As Boomers age, dogs are becoming more empty-nest fillers than “first kids.” The fiscal result is a record $52 billion we’ll be spending on our pets (mostly dogs) this year.
“Boomers are different, for the most part,” according to Bob Vetere, president of the American Pet Products Association (APPA). “What did they call us? Helicopter parents, because we were constantly hovering over the kids. The kids left home and now we’re looking to hover over something else. And so we wind up doing it over pets.”
But pet ownership tends to drop as people retire — which includes the leading edge of Boomers. It’s causing the pet industry to wonder what this means for its future as this massive generation ages, gets into fixed-income mode, and doesn’t have the money to expend on its four-legged family members. Sure, Generation X-ers, behind it, are also mad about their pets (whew), but the Boomer generation is so huge that the effects of its aging could shake up the industry.
The pet industry is trying to prevent a downturn in pet ownership by promoting the benefits of pets for seniors. The APPA is a founding sponsor (with Petco and Pfizer Animal Health) of the Human Animal Bond Research Initiative, a nonprofit that promotes the positive role pets play in our health. And what older person doesn’t want to do what it takes to keep their health up? Dogs help blood pressure? Bring on Fido!
Of course, even Boomers are not immortal. The pet association can do only so much, and as Boomers start to die off, there may not be the dollars to keep alive all the businesses that support our love of dogs.
The future of dogs-as-family could go many ways. My hope is that our love of dogs will be so engrained that there’s no returning to the Doggy Dark Ages; that even though dog owners will be fewer in number, they’ll be just as passionate about their dogs. Maybe there will be fewer businesses to support this relationship, but there will be more than enough of them to nurture it without any jarring changes.

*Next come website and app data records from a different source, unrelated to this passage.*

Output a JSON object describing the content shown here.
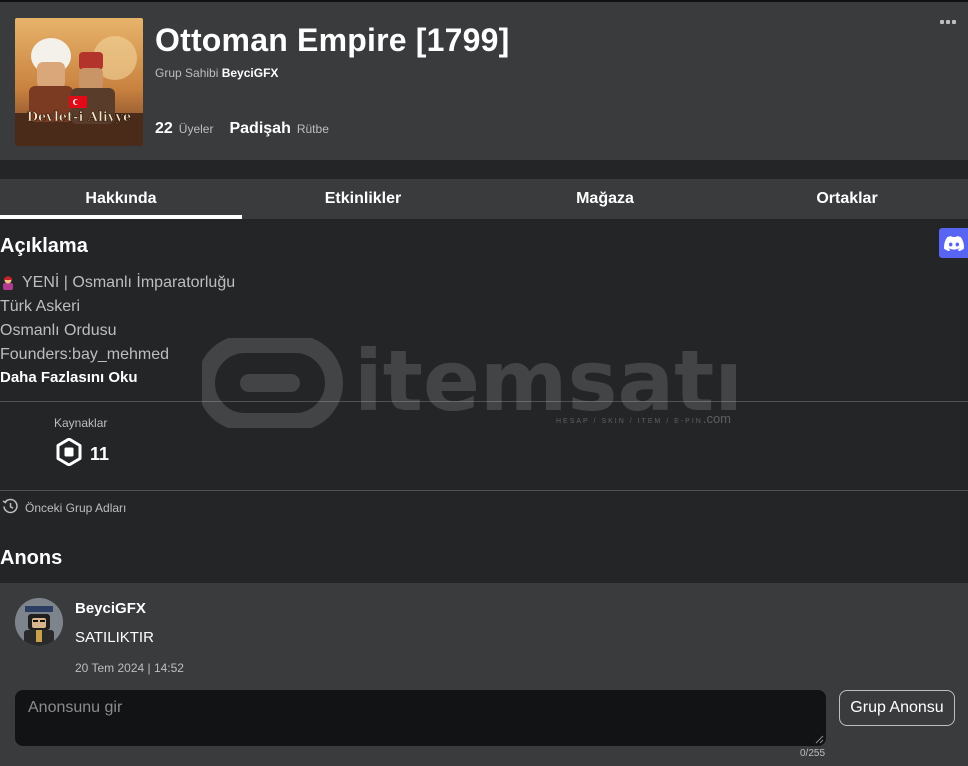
{
  "group": {
    "name": "Ottoman Empire [1799]",
    "owner_label": "Grup Sahibi",
    "owner_name": "BeyciGFX",
    "members_count": "22",
    "members_label": "Üyeler",
    "rank_value": "Padişah",
    "rank_label": "Rütbe",
    "image_caption": "Devlet-i Aliyye"
  },
  "tabs": [
    {
      "label": "Hakkında",
      "active": true
    },
    {
      "label": "Etkinlikler",
      "active": false
    },
    {
      "label": "Mağaza",
      "active": false
    },
    {
      "label": "Ortaklar",
      "active": false
    }
  ],
  "about": {
    "heading": "Açıklama",
    "lines": [
      "YENİ | Osmanlı İmparatorluğu",
      "Türk Askeri",
      "Osmanlı Ordusu",
      "Founders:bay_mehmed"
    ],
    "read_more": "Daha Fazlasını Oku"
  },
  "resources": {
    "label": "Kaynaklar",
    "robux": "11"
  },
  "previous_names_label": "Önceki Grup Adları",
  "shout": {
    "heading": "Anons",
    "poster": "BeyciGFX",
    "message": "SATILIKTIR",
    "date": "20 Tem 2024 | 14:52",
    "input_placeholder": "Anonsunu gir",
    "counter": "0/255",
    "button_label": "Grup Anonsu"
  },
  "watermark": {
    "brand": "itemsatış",
    "tagline": "HESAP / SKIN / ITEM / E-PIN",
    "suffix": ".com"
  },
  "colors": {
    "background": "#232527",
    "panel": "#393b3d",
    "discord": "#5865f2",
    "muted_text": "#bdbebe"
  },
  "icons": [
    "more-options-icon",
    "discord-icon",
    "robux-icon",
    "history-icon"
  ]
}
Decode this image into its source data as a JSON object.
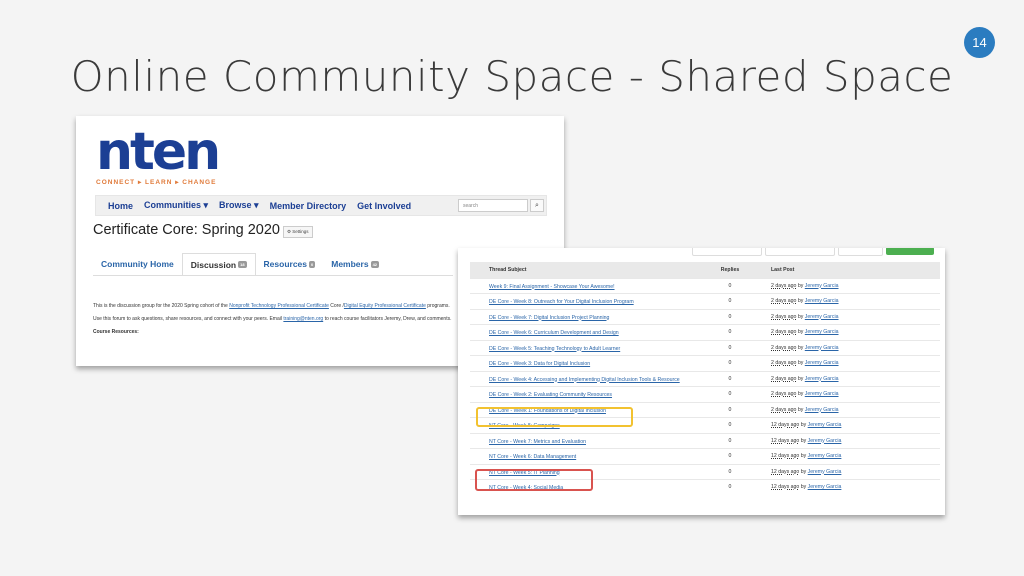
{
  "slide": {
    "title": "Online Community Space - Shared Space",
    "page_number": "14"
  },
  "community": {
    "logo_text": "nten",
    "logo_tagline": "CONNECT ▸ LEARN ▸ CHANGE",
    "nav": [
      "Home",
      "Communities ▾",
      "Browse ▾",
      "Member Directory",
      "Get Involved"
    ],
    "search_placeholder": "search",
    "heading": "Certificate Core: Spring 2020",
    "settings_label": "⚙ Settings",
    "tabs": [
      {
        "label": "Community Home",
        "badge": null
      },
      {
        "label": "Discussion",
        "badge": "18"
      },
      {
        "label": "Resources",
        "badge": "0"
      },
      {
        "label": "Members",
        "badge": "42"
      }
    ],
    "intro_1a": "This is the discussion group for the 2020 Spring cohort of the ",
    "intro_link1": "Nonprofit Technology Professional Certificate",
    "intro_1b": " Core /",
    "intro_link2": "Digital Equity Professional Certificate",
    "intro_1c": " programs.",
    "intro_2a": "Use this forum to ask questions, share resources, and connect with your peers. Email ",
    "intro_email": "training@nten.org",
    "intro_2b": " to reach course facilitators Jeremy, Drew, and comments.",
    "resources_heading": "Course Resources:"
  },
  "threads": {
    "headers": {
      "subject": "Thread Subject",
      "replies": "Replies",
      "last_post": "Last Post"
    },
    "by": "by",
    "rows": [
      {
        "subject": "Week 9: Final Assignment - Showcase Your Awesome!",
        "replies": "0",
        "ago": "2 days ago",
        "author": "Jeremy Garcia"
      },
      {
        "subject": "DE Core - Week 8: Outreach for Your Digital Inclusion Program",
        "replies": "0",
        "ago": "2 days ago",
        "author": "Jeremy Garcia"
      },
      {
        "subject": "DE Core - Week 7: Digital Inclusion Project Planning",
        "replies": "0",
        "ago": "2 days ago",
        "author": "Jeremy Garcia"
      },
      {
        "subject": "DE Core - Week 6: Curriculum Development and Design",
        "replies": "0",
        "ago": "2 days ago",
        "author": "Jeremy Garcia"
      },
      {
        "subject": "DE Core - Week 5: Teaching Technology to Adult Learner",
        "replies": "0",
        "ago": "2 days ago",
        "author": "Jeremy Garcia"
      },
      {
        "subject": "DE Core - Week 3: Data for Digital Inclusion",
        "replies": "0",
        "ago": "2 days ago",
        "author": "Jeremy Garcia"
      },
      {
        "subject": "DE Core - Week 4: Accessing and Implementing Digital Inclusion Tools & Resource",
        "replies": "0",
        "ago": "2 days ago",
        "author": "Jeremy Garcia"
      },
      {
        "subject": "DE Core - Week 2: Evaluating Community Resources",
        "replies": "0",
        "ago": "2 days ago",
        "author": "Jeremy Garcia"
      },
      {
        "subject": "DE Core - Week 1: Foundations of Digital Inclusion",
        "replies": "0",
        "ago": "2 days ago",
        "author": "Jeremy Garcia"
      },
      {
        "subject": "NT Core - Week 8: Campaigns",
        "replies": "0",
        "ago": "12 days ago",
        "author": "Jeremy Garcia"
      },
      {
        "subject": "NT Core - Week 7: Metrics and Evaluation",
        "replies": "0",
        "ago": "12 days ago",
        "author": "Jeremy Garcia"
      },
      {
        "subject": "NT Core - Week 6: Data Management",
        "replies": "0",
        "ago": "12 days ago",
        "author": "Jeremy Garcia"
      },
      {
        "subject": "NT Core - Week 5: IT Planning",
        "replies": "0",
        "ago": "12 days ago",
        "author": "Jeremy Garcia"
      },
      {
        "subject": "NT Core - Week 4: Social Media",
        "replies": "0",
        "ago": "12 days ago",
        "author": "Jeremy Garcia"
      }
    ]
  },
  "colors": {
    "highlight_yellow": "#f2c230",
    "highlight_red": "#d9534f",
    "brand_blue": "#1c3f94",
    "accent_orange": "#e07a3a"
  }
}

And who knows? A whole new industry of pet services could come from this. Mobile vets are already on the increase, and dog-walkers continue to grow in number. As Boomers age, businesses that make it easier for older people to keep their pets with them could have a heyday.
It will be interesting to watch this unfold. As David Sprinkle, research director for Packaged Facts, notes, “Boomers have traditionally been rule-breakers, and pet product marketers are counting on this group to buck the historical trend of sharply lower pet ownership rates among seniors.”
Do you think dogs will maintain their beloved status as we grow older? Are you a Baby Boomer? Do you plan to have dogs in your life as long as possible? We’d love to hear from you, so please let us know in the comments. We have something of a dog in this fight ourselves.
1 thought on “Could Baby Boomers Change the Face of Dog Ownership?”
I enjoyed reading this article, as I am one of the group of infamous baby boomers! My pets are VERY important to me, and continue to be for many of my “boomer” friends! I find the connection I have with my pets is one of the most stress reducing feelings I have! My pups have unending love, are comforting companions, and are ALWAYS happy to see me! Some how we each energetically connect to our beloved pets!
This is one reason, as an artist, I offer energetic pet portraits for either living or deceased pets that will continue to provide pet owners a positive reminder of how important their beloved pet is in their lives!